You have to train to carry aiwb .yes there are some physical restraints.its not for the casual ccw person
I don’t claim the knowledge or experience to offer advice on this matter, but I will point this out. If you have a negligent discharge there is a definite possibility you could shoot yourself in the femoral artery. That would give you an extremely short time to miss your family jewels before you die.
XDE double action, hammer down makes it hard to ND, and its small enough to conceal easily.
Well I can certainly agree with all the points, especially considering I’m carrying an M45A1 down there. This is, in a big way, why I’ve got a thumb break holster.
I carry a S&W 637 Airweight in the appendix carry position. I fail to see how it’s dangerous. It has a long trigger pull. Maybe a semi auot with a light trigger and no safety but a revolver I think is fine!
IDK. I can’t figure how anyone that does any type of physical work can carry appendix style. Doesn’t work for me, maybe because I don’t have any “padding” in that area. If it works for you its none of my business how you carry.
Yeah but good luck pulling out your gun from a side holster if you need it in your vehicle….
What if you have had your appendix removed? Would this turn into liver carry?
I have an IWB holster for my P365, but I prefer to carry it outside the waistband, but inside my belt. It’s very comfortable for me and easy to draw.
Very well presented Larry, thank’s. My position after all this ? Of course your points are valid ones … but sometimes … you may need that way to carry for God knows reasons. Like you, I think one should think twice and probably three times before adopting appendix as a principal way to carry but if occasional need be … with appropriate care, it could be used reasonably safely.
I’ve considered those drawbacks, too. But the solutions are: safe holster technique (watching the gun during the entire revoletee, ensuring no clothes are in the trigger guard or holster), belly band holster (just pull it up a little when dropping trow), and wear a T-shirt, or even a piece of cloth, under the holster). Your drawbacks have solutions.
Let’s all chip in and get bluedouche it/clown one of these, he uses pronouns so he is most likely has nothing to worry about.

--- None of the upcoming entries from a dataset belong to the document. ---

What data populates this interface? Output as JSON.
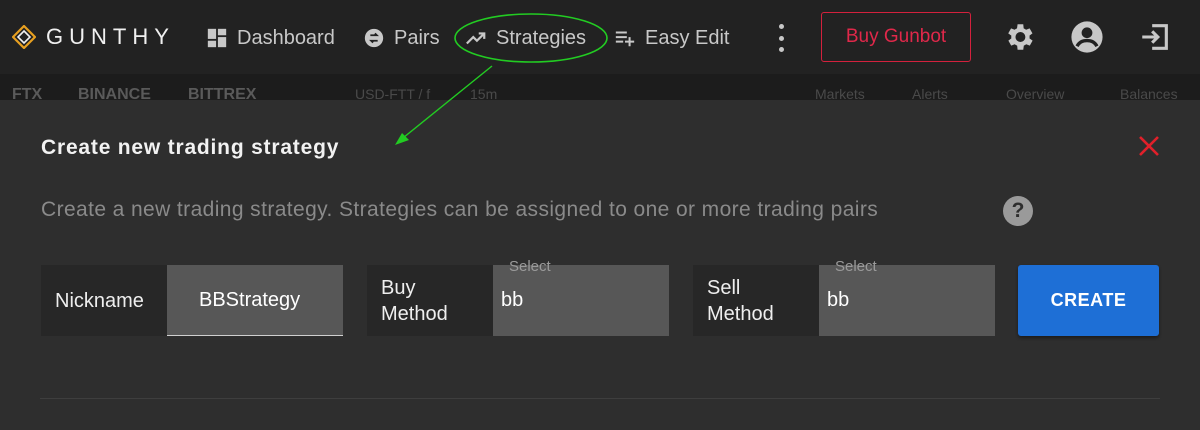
{
  "header": {
    "logo_text": "GUNTHY",
    "nav": [
      {
        "label": "Dashboard",
        "icon": "dashboard-icon"
      },
      {
        "label": "Pairs",
        "icon": "pairs-icon"
      },
      {
        "label": "Strategies",
        "icon": "trending-up-icon"
      },
      {
        "label": "Easy Edit",
        "icon": "playlist-add-icon"
      }
    ],
    "buy_label": "Buy Gunbot",
    "icons": [
      "more-vert-icon",
      "gear-icon",
      "account-icon",
      "logout-icon"
    ],
    "accent_color": "#d4213d"
  },
  "subbar": {
    "exchanges": [
      "FTX",
      "BINANCE",
      "BITTREX"
    ],
    "pair": "USD-FTT / f",
    "interval": "15m",
    "tools": [
      "Markets",
      "Alerts",
      "Overview",
      "Balances"
    ]
  },
  "modal": {
    "title": "Create new trading strategy",
    "subtitle": "Create a new trading strategy. Strategies can be assigned to one or more trading pairs",
    "help_label": "?",
    "fields": {
      "nickname": {
        "label": "Nickname",
        "value": "BBStrategy"
      },
      "buy_method": {
        "label_line1": "Buy",
        "label_line2": "Method",
        "select_label": "Select",
        "value": "bb"
      },
      "sell_method": {
        "label_line1": "Sell",
        "label_line2": "Method",
        "select_label": "Select",
        "value": "bb"
      }
    },
    "create_label": "CREATE",
    "create_color": "#1e6fd6",
    "close_color": "#e0202a"
  },
  "annotation_color": "#22cc22"
}
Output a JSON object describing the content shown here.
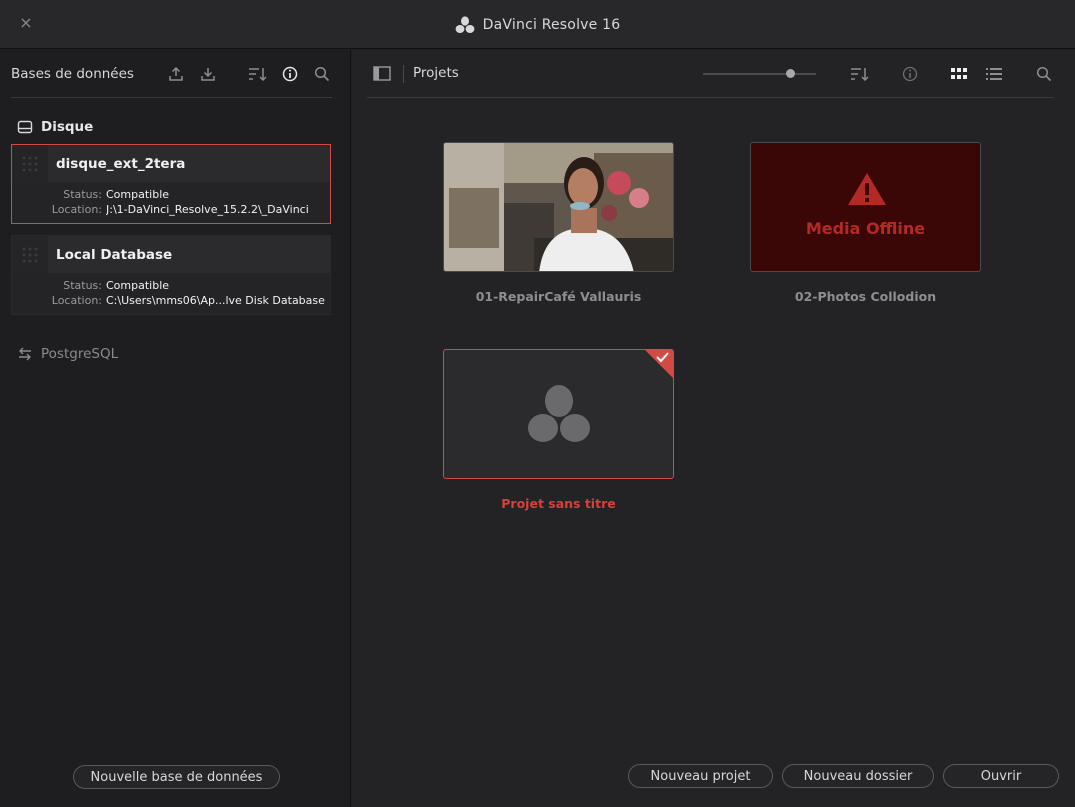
{
  "window": {
    "title": "DaVinci Resolve 16",
    "close_symbol": "×"
  },
  "colors": {
    "accent": "#d24a44",
    "offline_bg": "#3a0606",
    "offline_text": "#b32a24"
  },
  "left_panel": {
    "title": "Bases de données",
    "sections": {
      "disk": {
        "label": "Disque",
        "icon": "disk-icon"
      },
      "network": {
        "label": "PostgreSQL",
        "icon": "swap-arrows-icon"
      }
    },
    "databases": [
      {
        "name": "disque_ext_2tera",
        "status_label": "Status:",
        "status": "Compatible",
        "location_label": "Location:",
        "location": "J:\\1-DaVinci_Resolve_15.2.2\\_DaVinci",
        "selected": true
      },
      {
        "name": "Local Database",
        "status_label": "Status:",
        "status": "Compatible",
        "location_label": "Location:",
        "location": "C:\\Users\\mms06\\Ap...lve Disk Database",
        "selected": false
      }
    ],
    "header_icons": [
      "upload-icon",
      "download-icon",
      "sort-icon",
      "info-icon",
      "search-icon"
    ],
    "new_db_button": "Nouvelle base de données"
  },
  "right_panel": {
    "title": "Projets",
    "zoom_level": 0.8,
    "view_mode": "grid",
    "projects": [
      {
        "name": "01-RepairCafé Vallauris",
        "thumb": "video-frame",
        "selected": false
      },
      {
        "name": "02-Photos Collodion",
        "thumb": "offline",
        "offline_text": "Media Offline",
        "selected": false
      },
      {
        "name": "Projet sans titre",
        "thumb": "resolve-logo",
        "selected": true
      }
    ],
    "buttons": {
      "new_project": "Nouveau projet",
      "new_folder": "Nouveau dossier",
      "open": "Ouvrir"
    }
  }
}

Mostly, I pocket carry (Ruger LCR, Sig 365, Ruger LCP) but that’s mostly cause I am lazy. Gearing up and then down since there are many no carrying zones in my state. Somebody could always be watching when I park across the street, dump the pistol and head into the Post Office.
I did notice that the other day that “Fish” on Barney Miller had a cool shoulder rig but that ain’t for me.

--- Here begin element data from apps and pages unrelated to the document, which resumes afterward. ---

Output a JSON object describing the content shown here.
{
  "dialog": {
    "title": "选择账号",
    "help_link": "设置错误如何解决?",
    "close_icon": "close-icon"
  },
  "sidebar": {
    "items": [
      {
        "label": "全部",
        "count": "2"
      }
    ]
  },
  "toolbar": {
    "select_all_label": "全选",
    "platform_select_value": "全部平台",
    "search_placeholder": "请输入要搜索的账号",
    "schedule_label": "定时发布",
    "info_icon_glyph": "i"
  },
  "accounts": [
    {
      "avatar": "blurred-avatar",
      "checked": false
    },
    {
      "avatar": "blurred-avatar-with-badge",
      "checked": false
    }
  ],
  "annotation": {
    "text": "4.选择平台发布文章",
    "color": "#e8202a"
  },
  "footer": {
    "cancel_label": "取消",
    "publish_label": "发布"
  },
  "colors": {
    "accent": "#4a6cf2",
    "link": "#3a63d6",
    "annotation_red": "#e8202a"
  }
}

What is the best summer carry if not the apx?
I changed to a pistol with a manual safety, after not being able to get past a loaded chamber pointed at my Femoral artery, I now find myself occasionally checking the safety. I’m told a person could bleed out in under 6 minutes. EH, what could go wrong.
Reason No.2 was all that I needed to dissuade me of any thoughts of appendix carry. A gun barrel to the groin is not something to want to do more than once.